Coming to reforms, delicensing power distribution to make the sector more competitive and undo current monopolies is certainly a progressive move. Moreover, the scheme has enhanced investment towards automation in metering and billing, which should do much to resolve problems involving electricity defalcation and lack of transparency. The push towards making futuristic technologies mainstream, e.g. using green hydrogen to manufacture ammonia, and the announcement of a National Hydrogen Mission should help guarantee energy security in India.
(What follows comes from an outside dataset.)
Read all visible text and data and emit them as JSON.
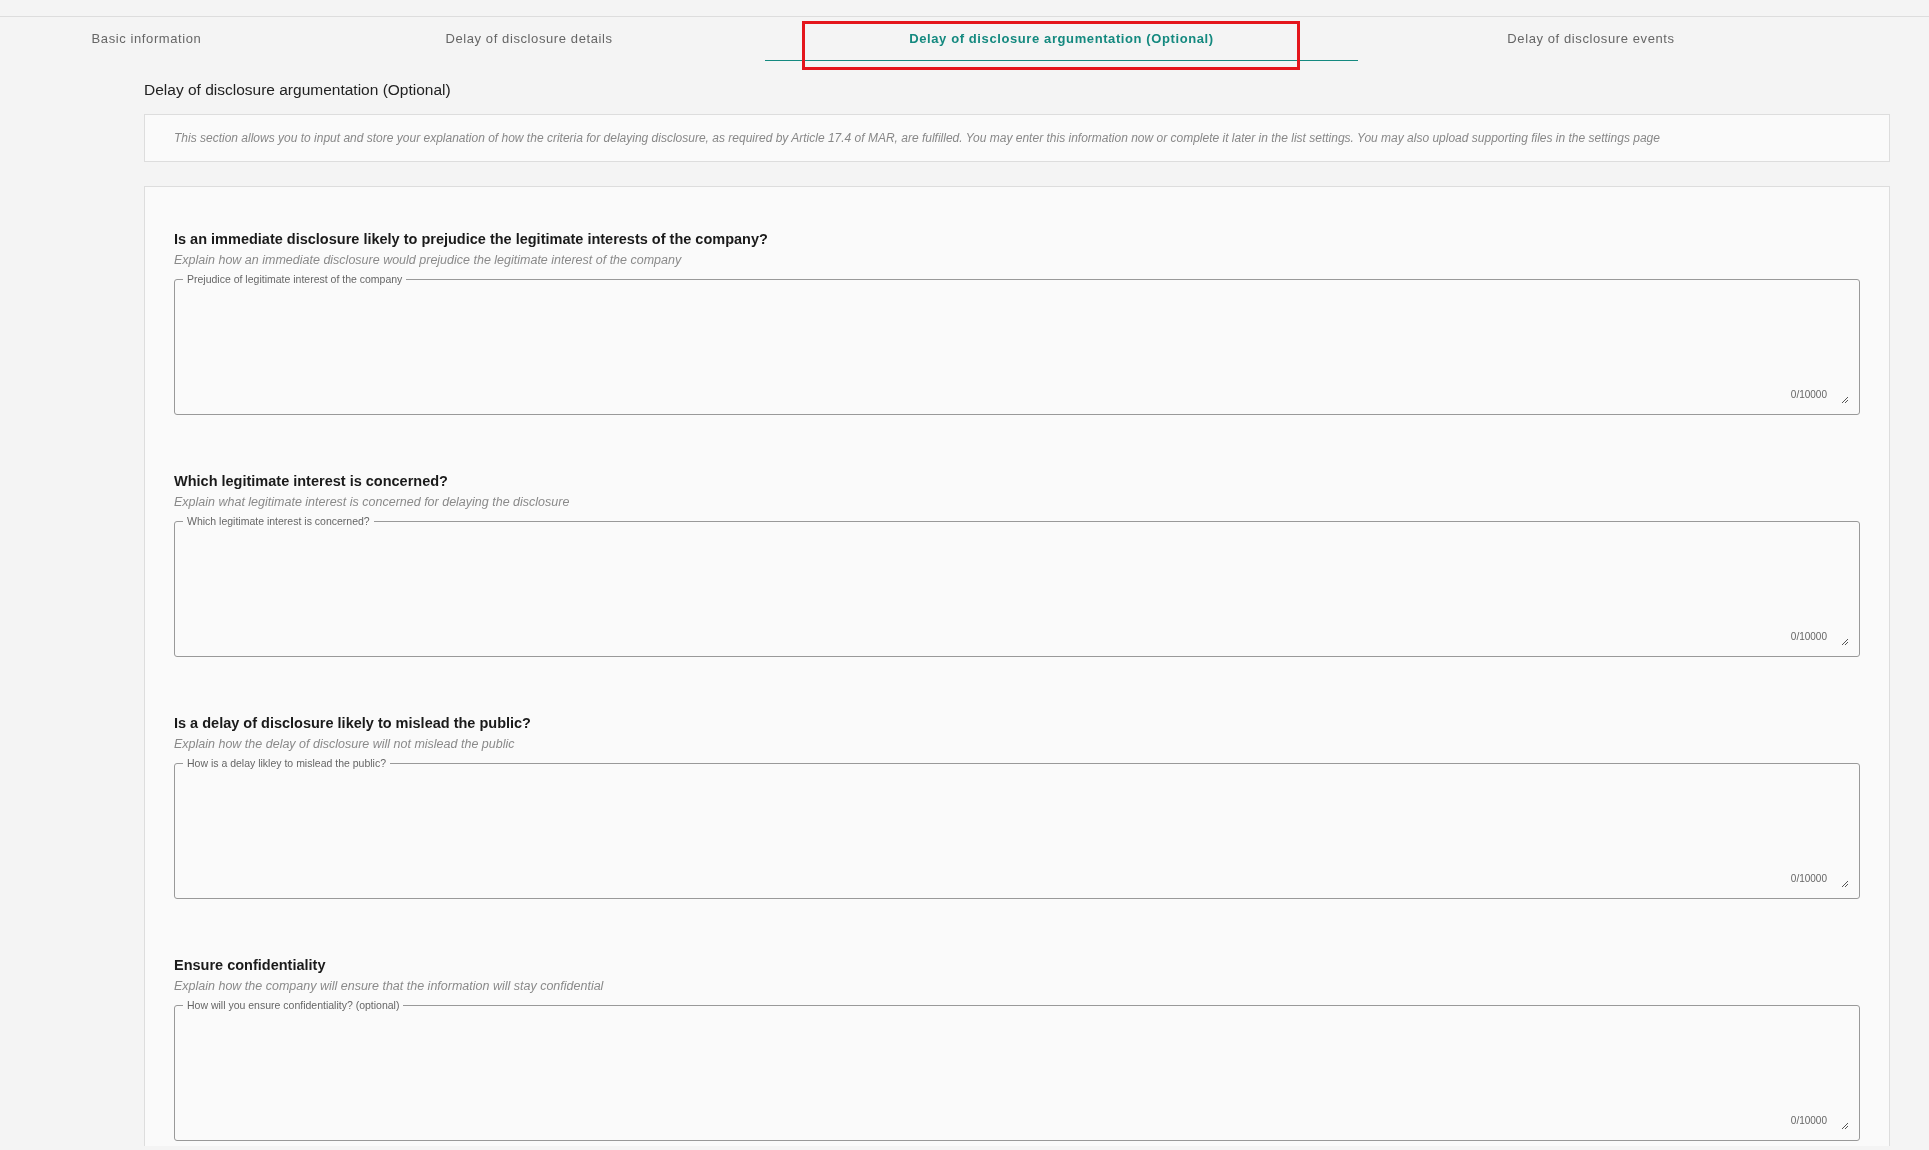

Creating a ₹20,000-crore development finance institution as an enabling mechanism for the banking sector will mobilise the funding needed for world-class infrastructure. The Budget briefly alluded to the privatisation of two public sector banks without naming them. It would do well to consider privatising healthy, competitive banks such as Punjab National Bank and Bank of Baroda. The relaxation of FDI limits in insurance and a move towards privatisation, including the LIC IPO, should give the Indian insurance sector the fillip it needs to insure more lives and provide funds for infrastructure projects.
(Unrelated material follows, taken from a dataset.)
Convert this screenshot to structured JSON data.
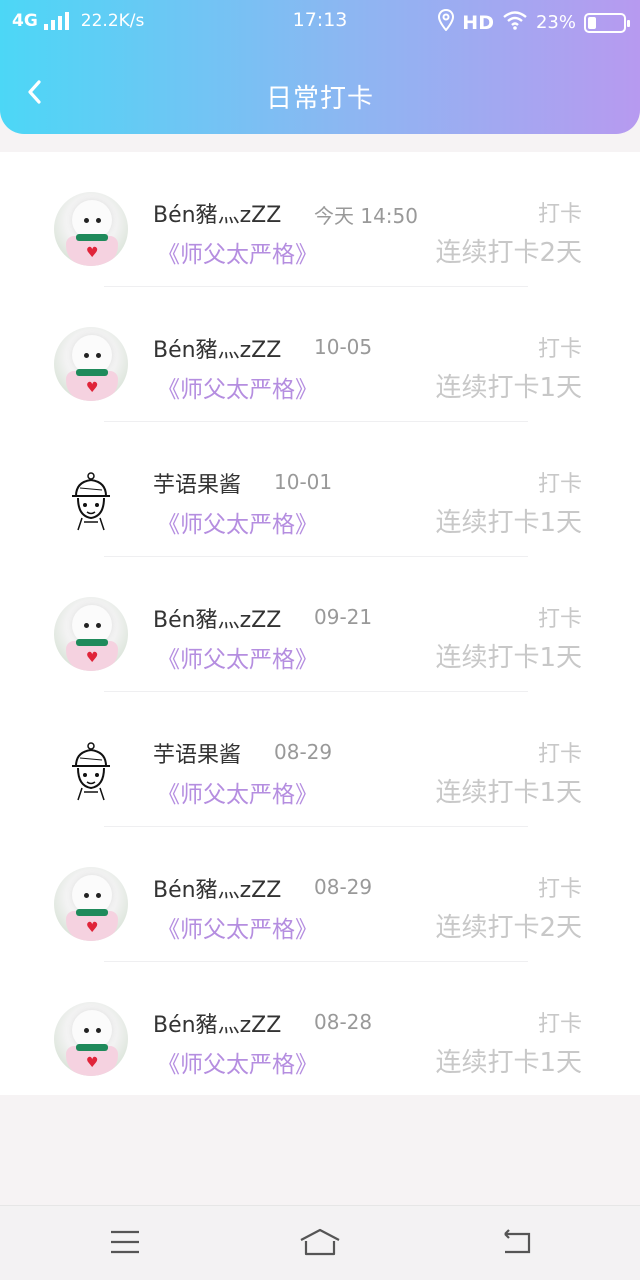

Along with banking, the automotive sector is a barometer of sustained economic revival, and the vehicle scrappage policy could give it a huge fillip. This should curb environmental pollution while driving new vehicle growth. The fine print is yet to be deciphered but we believe that the effectiveness of this policy would be enhanced if all vehicles, particularly government-owned ones, were made part of the initiative.
While the much talked about Covid-19 cess didn’t make its way into the Budget, keeping the tax rates unchanged despite a fiscal deficit was a welcome surprise. The government did announce a few measures to simplify taxation such as pre-filling of capital gains in the income tax return, return filing exemption for senior citizens above 75 years of age, and simplified advance tax payments on dividends.
So, what are the misses in Budget 2021? For starters, a detailed funding allocation and road map for bank recapitalisation is still awaited. The Budget also missed an important opportunity to fund the Digital India drive, notably digitisation of MSMEs and data localisation measures. A focussed funding of futuristic technologies such as artificial intelligence, blockchain-based tracing, and quantum computing could have strengthened India’s international position and made its supply chain and manufacturing globally competitive. Startups are a significant determinant of India’s growth and the mere extension of the tax holiday by a year and scrapping the requirement for a GST audit aren’t enough to catalyse this sector. To kick-start investments, the government could become an anchor customer for piloting new technologies and drive technology adoption in MSMEs by providing seamless funding through the Small Industries Development Bank of India. The journey towards direct and indirect tax simplification seems to have slowed and there’s still a long way to making India’s tax system comparable and competitive with that of other emerging economies, particularly our ASEAN neighbours.
In summary, the government clearly took advantage of the fact that India has one of the lowest debt-to-GDP ratios and leveraged the fiscal reprieve provided by the V-shaped recovery to refocus on asset creation and private capital attraction in infrastructure, healthcare, banking, automotive, and power. Since the first wave of big reforms in the 1990s, India’s economy has proceeded in fits and starts. This Budget finally marks a renewed resolve to take the big steps needed to create a fast-growing, vibrant economy.
Views are personal. The author is managing partner & CEO, Arthur D. Little, India and South Asia. With inputs from Utsav Patodia, business analyst, Arthur D. Little.